Obama’s trade policy opportunity

Contrary to the clamor from the U.S. Chamber of Commerce and newspaper editorials, the Obama trade agenda is not stalled — it is in formation.

This week, negotiations started on President Barack Obama’s first potential trade agreement — the Trans-Pacific Partnership. Will the administration transform the TPP process that Bush initiated in 2008, so as to translate Obama’s campaign trade reform commitments into a new approach that that works for more people and thus rebuild bipartisan consensus for trade expansion? Or, will the administration revert to the Bush-Clinton-Bush trade pact model, and intensify the associated economic and political damage?

Creating a new policy is necessary in this era of globalization, if Americans are to enjoy the economic security of good jobs and an end of the crisis-inducing financial casino, a clean environment, and safe food and products.

Indeed, creating a new trade policy will determine the success of much of the Obama administration’s domestic agenda given that today’s agreements extend far beyond tariffs and quotas to set parameters for numerous non-trade polices. Trade-pact investment and procurement rules will affect whether the billions being invested in the Green Economy will translate into American jobs. Trade-pact service sector rules define the policy space available to re-regulate finance and reform health insurance. Trade-pact rules implicate efforts to combat climate chaos.

The large agribusiness firms and job-offshoring multinationals who claim Obama’s trade agenda is stuck were the few beneficiaries of the 1990s pacts like the North American Free Trade Agreement and World Trade Organization. They oppose establishment of an Obama trade policy. They seek continuation of the status quo, starting with adoption of Bush’s leftover NAFTA-style pacts with Colombia, Korea and Panama. To revive this failed model — most recently rebuffed when a majority of House Democrats opposed Bush’s Peru agreement that mirrors the remaining three — would be a grievous policy and political mistake.

The goods news is that a diverse bloc in Congress has built consensus around a new approach designed to achieve trade expansion that can deliver U.S. job creation, consumer safety and environmental protection.
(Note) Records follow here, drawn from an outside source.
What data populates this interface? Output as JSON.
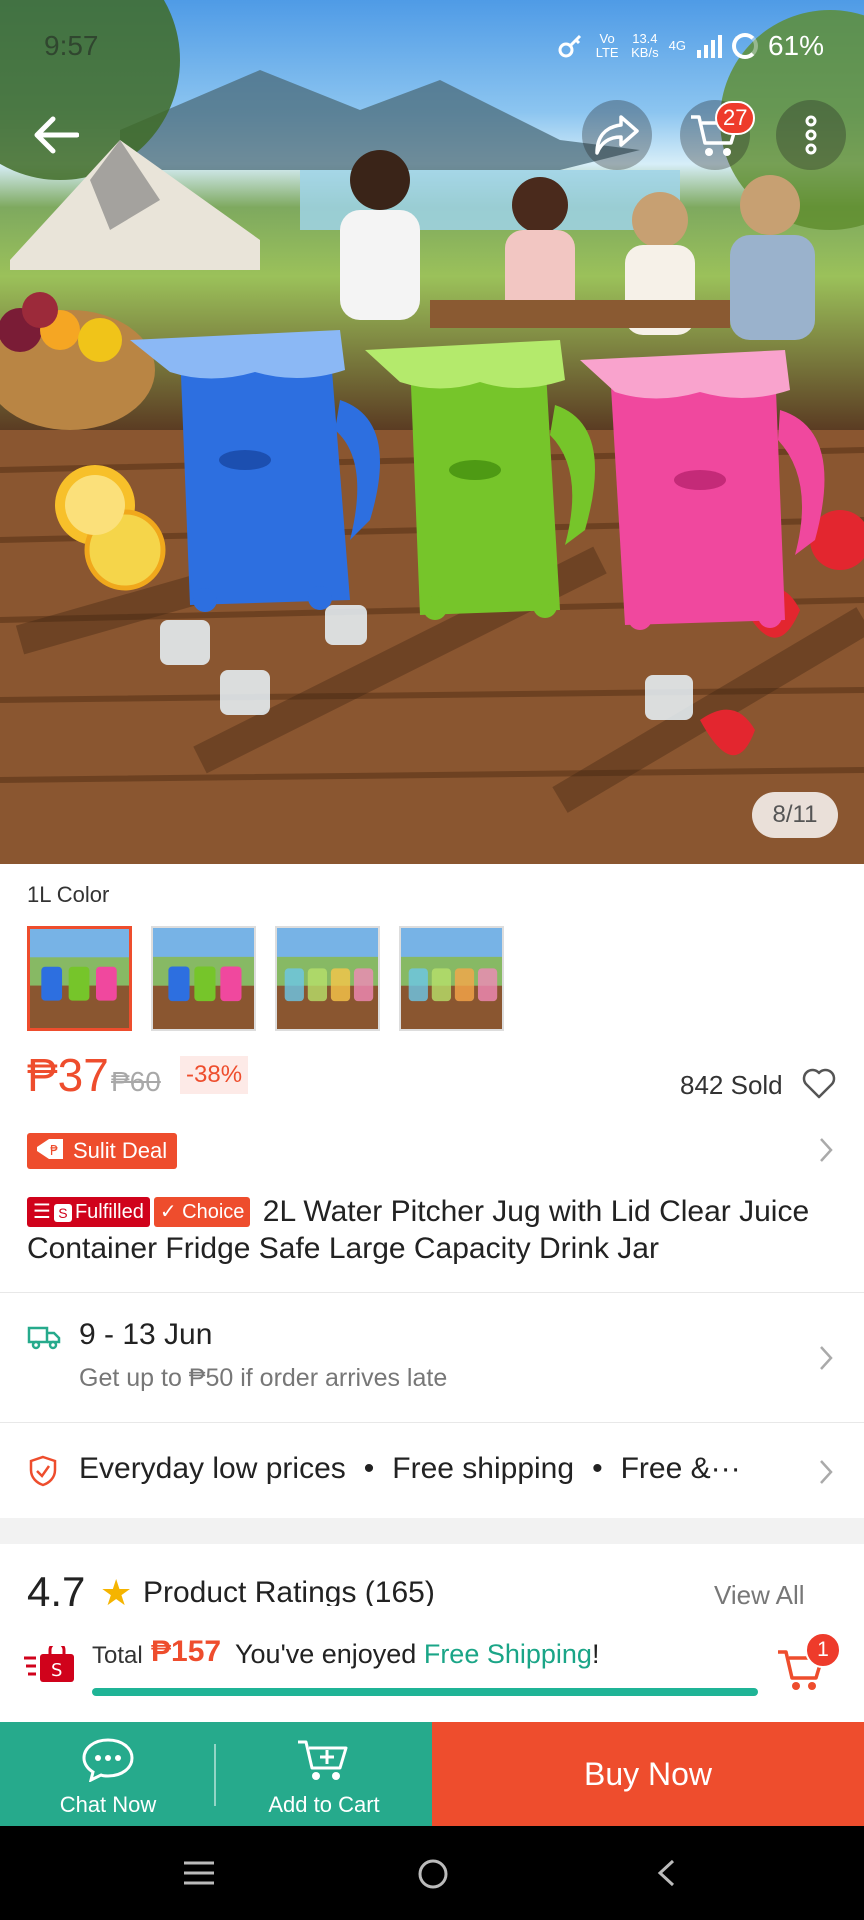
{
  "status_bar": {
    "time": "9:57",
    "net_speed": "13.4",
    "net_unit": "KB/s",
    "network_type": "4G",
    "volte": "Vo LTE",
    "battery": "61%"
  },
  "header": {
    "cart_count": "27",
    "image_counter": "8/11",
    "icons": [
      "back-arrow-icon",
      "share-icon",
      "cart-icon",
      "more-vertical-icon"
    ]
  },
  "variants": {
    "label": "1L Color",
    "count": 4,
    "selected_index": 0
  },
  "price": {
    "current": "₱37",
    "original": "₱60",
    "discount": "-38%",
    "sold": "842 Sold"
  },
  "promo": {
    "sulit_label": "Sulit Deal"
  },
  "product": {
    "badge_fulfilled": "Fulfilled",
    "badge_choice": "✓ Choice",
    "title": "2L Water Pitcher Jug with Lid Clear Juice Container Fridge Safe Large Capacity Drink Jar"
  },
  "shipping": {
    "date_range": "9 - 13 Jun",
    "late_note": "Get up to ₱50 if order arrives late"
  },
  "guarantee": {
    "items": [
      "Everyday low prices",
      "Free shipping",
      "Free &···"
    ]
  },
  "ratings": {
    "value": "4.7",
    "title": "Product Ratings (165)",
    "view_all": "View All"
  },
  "cart_summary": {
    "total_label": "Total",
    "total": "₱157",
    "msg_prefix": "You've enjoyed ",
    "msg_highlight": "Free Shipping",
    "msg_suffix": "!",
    "cart_count": "1"
  },
  "actions": {
    "chat_now": "Chat Now",
    "add_to_cart": "Add to Cart",
    "buy_now": "Buy Now"
  },
  "colors": {
    "accent": "#ee4d2d",
    "teal": "#26aa8c",
    "progress": "#1fb496"
  }
}
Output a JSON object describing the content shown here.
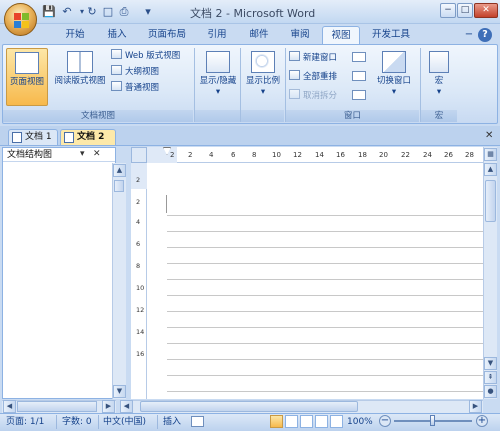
{
  "window": {
    "title": "文档 2 - Microsoft Word",
    "minimize": "−",
    "restore": "□",
    "close": "✕"
  },
  "quick_access": {
    "save": "💾",
    "undo": "↶",
    "redo": "↻",
    "new_doc": "□",
    "print": "⎙",
    "customize": "▾"
  },
  "ribbon_tabs": [
    "开始",
    "插入",
    "页面布局",
    "引用",
    "邮件",
    "审阅",
    "视图",
    "开发工具"
  ],
  "active_tab": "视图",
  "help": "?",
  "ribbon_min": "−",
  "groups": {
    "doc_views": {
      "label": "文档视图",
      "page_view": "页面视图",
      "reading_view": "阅读版式视图",
      "web_view": "Web 版式视图",
      "outline_view": "大纲视图",
      "draft_view": "普通视图"
    },
    "show_hide": {
      "label": "显示/隐藏"
    },
    "zoom": {
      "label": "显示比例"
    },
    "window": {
      "label": "窗口",
      "new_window": "新建窗口",
      "arrange_all": "全部重排",
      "remove_split": "取消拆分",
      "switch_windows": "切换窗口"
    },
    "macros": {
      "label": "宏",
      "button": "宏"
    }
  },
  "doc_tabs": [
    "文档 1",
    "文档 2"
  ],
  "doc_tabs_close": "✕",
  "nav_pane": {
    "title": "文档结构图",
    "dropdown": "▾",
    "close": "✕"
  },
  "ruler_numbers": [
    "2",
    "2",
    "4",
    "6",
    "8",
    "10",
    "12",
    "14",
    "16",
    "18",
    "20",
    "22",
    "24",
    "26",
    "28"
  ],
  "vruler_numbers": [
    "2",
    "2",
    "4",
    "6",
    "8",
    "10",
    "12",
    "14",
    "16"
  ],
  "status": {
    "page": "页面: 1/1",
    "words": "字数: 0",
    "language": "中文(中国)",
    "insert_mode": "插入",
    "zoom_level": "100%",
    "zoom_out": "−",
    "zoom_in": "+"
  }
}
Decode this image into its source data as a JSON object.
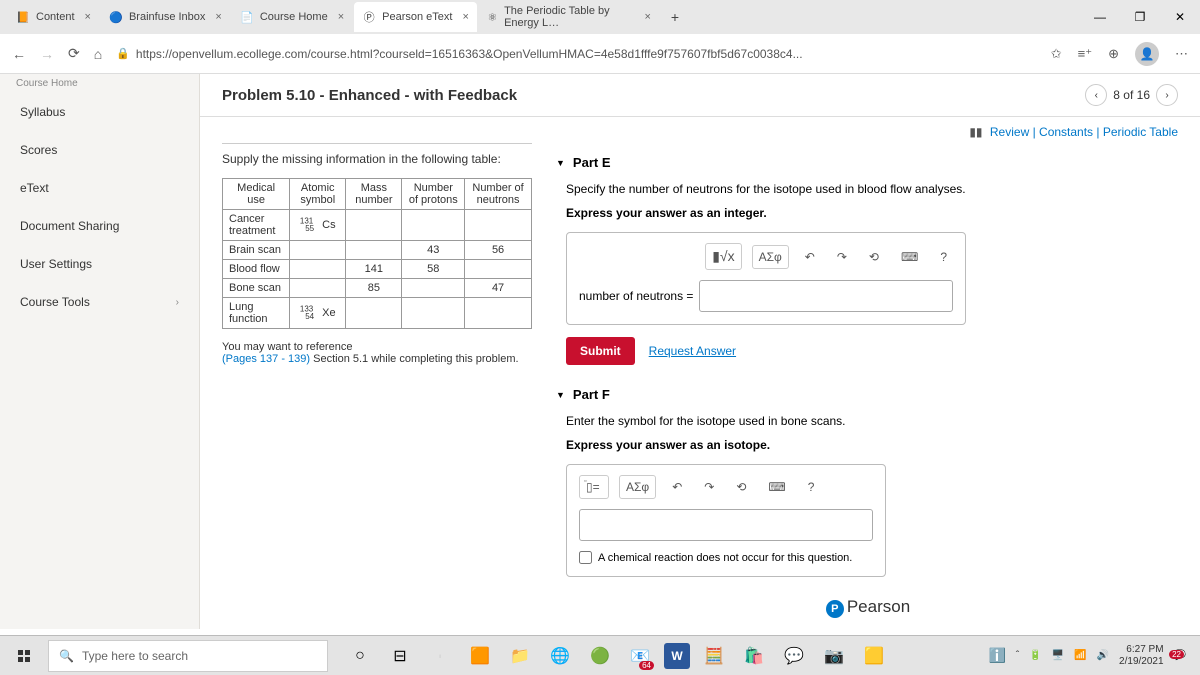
{
  "browser": {
    "tabs": [
      {
        "label": "Content",
        "icon": "📙"
      },
      {
        "label": "Brainfuse Inbox",
        "icon": "🔵"
      },
      {
        "label": "Course Home",
        "icon": "📄"
      },
      {
        "label": "Pearson eText",
        "icon": "Ⓟ"
      },
      {
        "label": "The Periodic Table by Energy L…",
        "icon": "⚛"
      }
    ],
    "url": "https://openvellum.ecollege.com/course.html?courseld=16516363&OpenVellumHMAC=4e58d1fffe9f757607fbf5d67c0038c4..."
  },
  "sidebar": {
    "crumb": "Course Home",
    "items": [
      "Syllabus",
      "Scores",
      "eText",
      "Document Sharing",
      "User Settings",
      "Course Tools"
    ]
  },
  "problem": {
    "title": "Problem 5.10 - Enhanced - with Feedback",
    "pager": "8 of 16",
    "resources": "Review | Constants | Periodic Table",
    "prompt": "Supply the missing information in the following table:",
    "table": {
      "headers": [
        "Medical use",
        "Atomic symbol",
        "Mass number",
        "Number of protons",
        "Number of neutrons"
      ],
      "rows": [
        [
          "Cancer treatment",
          "¹³¹₅₅Cs",
          "",
          "",
          ""
        ],
        [
          "Brain scan",
          "",
          "",
          "43",
          "56"
        ],
        [
          "Blood flow",
          "",
          "141",
          "58",
          ""
        ],
        [
          "Bone scan",
          "",
          "85",
          "",
          "47"
        ],
        [
          "Lung function",
          "¹³³₅₄Xe",
          "",
          "",
          ""
        ]
      ]
    },
    "reference_plain": "You may want to reference",
    "reference_link": "(Pages 137 - 139)",
    "reference_tail": " Section 5.1 while completing this problem."
  },
  "partE": {
    "title": "Part E",
    "question": "Specify the number of neutrons for the isotope used in blood flow analyses.",
    "instruction": "Express your answer as an integer.",
    "label": "number of neutrons =",
    "toolbar": {
      "frac": "√x",
      "greek": "ΑΣφ",
      "undo": "↶",
      "redo": "↷",
      "reset": "⟲",
      "keyboard": "⌨",
      "help": "?"
    },
    "submit": "Submit",
    "request": "Request Answer"
  },
  "partF": {
    "title": "Part F",
    "question": "Enter the symbol for the isotope used in bone scans.",
    "instruction": "Express your answer as an isotope.",
    "toolbar": {
      "greek": "ΑΣφ",
      "undo": "↶",
      "redo": "↷",
      "reset": "⟲",
      "keyboard": "⌨",
      "help": "?"
    },
    "checkbox": "A chemical reaction does not occur for this question."
  },
  "footer_brand": "Pearson",
  "taskbar": {
    "search_placeholder": "Type here to search",
    "time": "6:27 PM",
    "date": "2/19/2021",
    "badge": "64",
    "notif": "22"
  }
}
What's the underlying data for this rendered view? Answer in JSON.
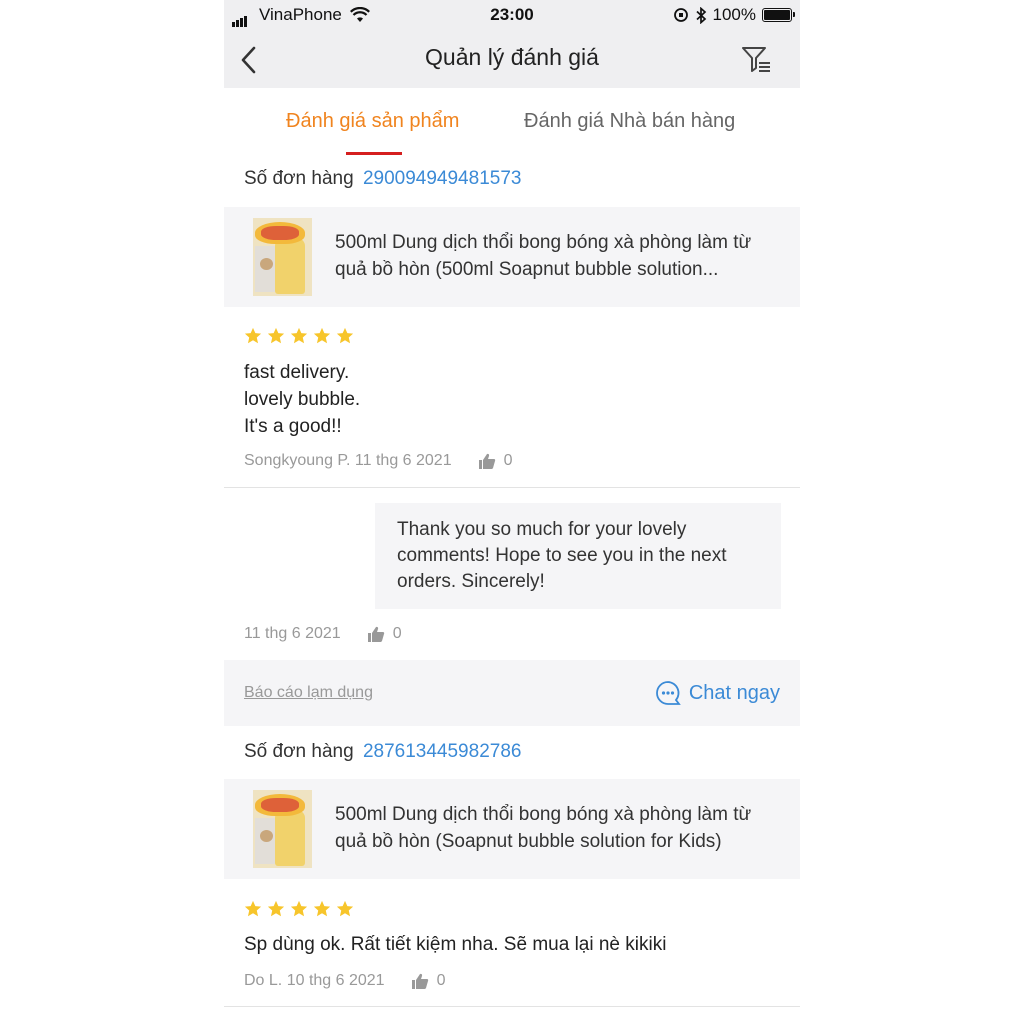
{
  "status_bar": {
    "carrier": "VinaPhone",
    "time": "23:00",
    "battery": "100%"
  },
  "header": {
    "title": "Quản lý đánh giá"
  },
  "tabs": [
    {
      "label": "Đánh giá sản phẩm",
      "active": true
    },
    {
      "label": "Đánh giá Nhà bán hàng",
      "active": false
    }
  ],
  "reviews": [
    {
      "order_label": "Số đơn hàng",
      "order_number": "290094949481573",
      "product_title": "500ml Dung dịch thổi bong bóng xà phòng làm từ quả bồ hòn (500ml Soapnut bubble solution...",
      "rating": 5,
      "comment": "fast delivery.\nlovely bubble.\nIt's a good!!",
      "author": "Songkyoung P.",
      "date": "11 thg 6 2021",
      "likes": "0",
      "reply": {
        "text": "Thank you so much for your lovely comments! Hope to see you in the next orders. Sincerely!",
        "date": "11 thg 6 2021",
        "likes": "0"
      },
      "report_label": "Báo cáo lạm dụng",
      "chat_label": "Chat ngay"
    },
    {
      "order_label": "Số đơn hàng",
      "order_number": "287613445982786",
      "product_title": "500ml Dung dịch thổi bong bóng xà phòng làm từ quả bồ hòn (Soapnut bubble solution for Kids)",
      "rating": 5,
      "comment": "Sp dùng ok. Rất tiết kiệm nha. Sẽ mua lại nè kikiki",
      "author": "Do L.",
      "date": "10 thg 6 2021",
      "likes": "0"
    }
  ],
  "colors": {
    "accent_orange": "#f0841f",
    "link_blue": "#3b8ad6",
    "underline_red": "#d51f1f",
    "star_yellow": "#f7c52b"
  }
}
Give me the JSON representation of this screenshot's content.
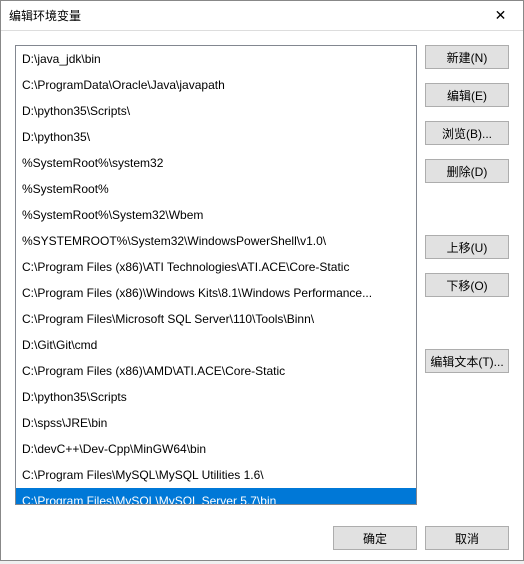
{
  "window": {
    "title": "编辑环境变量"
  },
  "list": {
    "items": [
      "D:\\java_jdk\\bin",
      "C:\\ProgramData\\Oracle\\Java\\javapath",
      "D:\\python35\\Scripts\\",
      "D:\\python35\\",
      "%SystemRoot%\\system32",
      "%SystemRoot%",
      "%SystemRoot%\\System32\\Wbem",
      "%SYSTEMROOT%\\System32\\WindowsPowerShell\\v1.0\\",
      "C:\\Program Files (x86)\\ATI Technologies\\ATI.ACE\\Core-Static",
      "C:\\Program Files (x86)\\Windows Kits\\8.1\\Windows Performance...",
      "C:\\Program Files\\Microsoft SQL Server\\110\\Tools\\Binn\\",
      "D:\\Git\\Git\\cmd",
      "C:\\Program Files (x86)\\AMD\\ATI.ACE\\Core-Static",
      "D:\\python35\\Scripts",
      "D:\\spss\\JRE\\bin",
      "D:\\devC++\\Dev-Cpp\\MinGW64\\bin",
      "C:\\Program Files\\MySQL\\MySQL Utilities 1.6\\",
      "C:\\Program Files\\MySQL\\MySQL Server 5.7\\bin"
    ],
    "selected_index": 17
  },
  "buttons": {
    "new": "新建(N)",
    "edit": "编辑(E)",
    "browse": "浏览(B)...",
    "delete": "删除(D)",
    "move_up": "上移(U)",
    "move_down": "下移(O)",
    "edit_text": "编辑文本(T)...",
    "ok": "确定",
    "cancel": "取消"
  }
}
A majority of House Democrats, including 12 full committee and 56 subcommittee chairs, have sponsored the Trade Reform, Accountability, Development and Employment (TRADE) Act, as have 23 Blue Dogs, 19 New Democrats and 30 Congressional Black Caucus members. The bipartisan legislation sponsored by Rep. Mike Michaud (D-Maine) and Sen. Sherrod Brown (D-Ohio) translates Obama’s trade reform commitments into a new trade-pact model — building on the initial reforms Democratic trade committee leaders extracted from Bush in 2007.

The TRADE Act’s provisions on what future pacts should and should not include provide a roadmap for trade expansion at a time when the damage wrought by the NAFTA-WTO model has transformed trade politics. In the past two elections, 72 congressional candidates that campaigned against the trade status quo and for a new approach replaced those who voted for NAFTA, CAFTA, and China’s WTO entry. GOP and Democratic 2008 candidates ran over 140 campaign ads on trade, as did the Democratic House and Senate national campaign committees. This reflects the strong public demand for a new American trade policy.

Not surprisingly, polling shows bipartisan opposition to the old trade regime across diverse demographics. Since NAFTA and WTO went into effect, the U.S. lost net 5 million manufacturing jobs (one out of four in that sector) while American median wages remained stagnant despite productivity gains as corporations used the pacts’ investor protections to relocate and arbitrage their labor costs absent a floor of labor standards. Various environmental and health laws were attacked before trade tribunals. Unsafe food and product imports swelled. The trade deficit exploded from $102 billion to a height of $807 billion, with dire consequences for global economic stability. Quite simply, the old model has not worked for most Americans — nor for most in other nations, as is highlighted by the Doha Round WTO expansion deadlock.

For the Obama administration to succeed, it must not only update the trade-pact model, but also remedy our China trade disaster and update the 2001 Doha Round agenda. Treasury’s April 15 decision on China’s currency manipulation will be critical in determining the success of Obama’s goal of creating 2 million net new jobs from expanded exports. We would suffer net job losses and an enormous trade deficit were imports — to which China is the largest single contributor — to follow their current trend.

Time is overdue to dispense with the claim that critics of the past model are anti-trade. The question is trade under what terms. The bipartisan consensus that marked decades of U.S. trade votes was shattered with the 1990s advent of the NAFTA trade agreement model. Replacing the failed 1990s trade-pact experiments with the new American trade policy Obama promised and Americans expect is the way forward.

Wallach is director of Public Citizen’s Global Trade Watch.